As someone who has spent more than a couple of decades in Human Resources, I can say that most of us have a favorite practice within our ranks. Some lean toward organizational design, some love compensation strategy, but my heart will always belong to Talent Acquisition. Recruiting is one of the hardest, most rewarding services offered by our practice, and I’ll always have a soft spot for it.

It is with this stated love for Talent Acquisition that I believe it’s time for some innovation when it comes to our recruiting strategy and talent planning. I propose an entirely new way to look at talent planning and the residual strategy for talent acquisition. We regularly look at open seats and plan a bench of identified talent to fill them, we sit with managers and listen to business plans and goals for the coming year and attempt to get ahead of the seat opening. None of this is wrong, and it’s tried-and-true for keeping just enough supply to keep your heads above water. At the end of the year, you go home for the holidays and plan to execute in that manner moving forward.

I suggest a more innovative approach, one which may be used to supplement that strategy for now, but inevitably it might become a larger driving vision for not just Talent Acquisition, but for the company overall.

Why not let the customer determine the recruiting strategy?

Now, hear me out. I’m not suggesting you put a random customer on the interview slate, nor am I saying that Susie X in your primary market should have the ultimate hiring decision over the manager. What I am saying is that we live in a world where our customers are more vocal than ever, and that if we listen to their feedback on what they like, what they don’t like, and what they need, we might find ourselves planning to meet or exceed their expectations, which would drive corporate productivity and profitability through the roof.

Still sounds crazy? How would we do this? Why would we do this? Simple: the customer is the ultimate judge of all our decisions, so why not use their own self-reported data to drive how we exceed their expectations?

Within the ranks of HR, we are often siloed by our tools and practices. We have internal data on our people, we gather market surveys for compensation and recruiting needs, benchmark our benefits against other companies, and generally scan through our company’s own performance. We might use job boards or other Gallup surveys and information to help us formulate HR solutions from an HR point of view. We take this information to our hiring managers and explain through our own lens to someone across the table who has a much larger stake in the overall corporate plan than we think we do why this myopic view of how to get them what they need will work. This, we say, is what our data says we should do.

How many times have you been met with resistance when approaching a problem this way? That scenario is what perpetuates the myth that HR is antiquated, that we don’t understand the business, and that we don’t speak the language of the business. If we use HR tools to solve bigger corporate problems repeatedly, we continually reinforce the stereotype that we couldn’t cut it outside our practice, that we’re only talented at HR-related tasks and that we don’t understand the corporation and the bigger picture.

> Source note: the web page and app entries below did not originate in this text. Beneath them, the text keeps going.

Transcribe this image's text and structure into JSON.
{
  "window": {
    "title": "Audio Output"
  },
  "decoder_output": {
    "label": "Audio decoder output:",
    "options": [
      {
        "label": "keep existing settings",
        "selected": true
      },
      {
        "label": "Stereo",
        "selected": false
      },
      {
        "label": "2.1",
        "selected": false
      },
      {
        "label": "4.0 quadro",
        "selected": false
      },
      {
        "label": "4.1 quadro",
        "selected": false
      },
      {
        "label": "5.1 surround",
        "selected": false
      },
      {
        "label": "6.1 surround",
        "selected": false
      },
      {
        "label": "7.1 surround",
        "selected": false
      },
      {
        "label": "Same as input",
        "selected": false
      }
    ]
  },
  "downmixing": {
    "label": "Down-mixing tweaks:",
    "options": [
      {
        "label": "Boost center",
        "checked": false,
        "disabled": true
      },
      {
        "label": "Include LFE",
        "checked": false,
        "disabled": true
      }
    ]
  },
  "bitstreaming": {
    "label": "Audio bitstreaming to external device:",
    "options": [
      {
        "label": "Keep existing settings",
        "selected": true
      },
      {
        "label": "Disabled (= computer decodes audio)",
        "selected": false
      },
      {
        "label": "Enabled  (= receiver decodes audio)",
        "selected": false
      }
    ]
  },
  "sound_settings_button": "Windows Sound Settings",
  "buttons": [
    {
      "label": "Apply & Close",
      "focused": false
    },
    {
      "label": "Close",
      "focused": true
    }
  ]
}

I’m tired of that perspective. Aren’t you? Let’s try this from a different angle. Let innovate, get a bit creative.

Customer data is widely available: they call, post comments on products, communicate via social media, email, text – there is no end to how they will touch you and what they will say. Focus groups are effective, but essentially technology has given you the opportunity to synthesize their feedback daily. Gather that data, and add it to other points that might support your argument: sales information, financials, market projections, news articles.

Now you have a wide view of what that market looks like. Your customers are complaining that their packages arrive days late and that things arrive damaged? Supply chain needs a revamp. Are the clients going wild over a new product offering? You’ll need extra staff to meet that need and possibly look at what it will take to deliver ancillary needs or a new iteration of the product.

Even your competitor’s customers can help you strategize. Is your main competition not serving a particular market, and you know that the addition of some strategic headcount could meet that need? Go armed with that information. Is the conversation about carbon footprint and climate change going to eventually affect your operations? Source the best talent who can shift your strategy to a greener variety.

Essentially, the customer is always right, and they should always — ALWAYS — play into your strategic planning, which includes talent acquisition. As a matter of fact, recruiting should play a large part in leading that discussion since there can be no expansion or implementation of the strategy without the people in question. Get ahead of the conversation, and you’ll always be a part of it.

I strongly believe that talent acquisition has a powerful opportunity to innovate, to get ahead of the business and see the customer’s point of view. The individuals and businesses who consume your goods and services want their expectations exceeded, their lives easier and experiences which render your brand indispensable. Include them in your strategy. After all, they’re always right.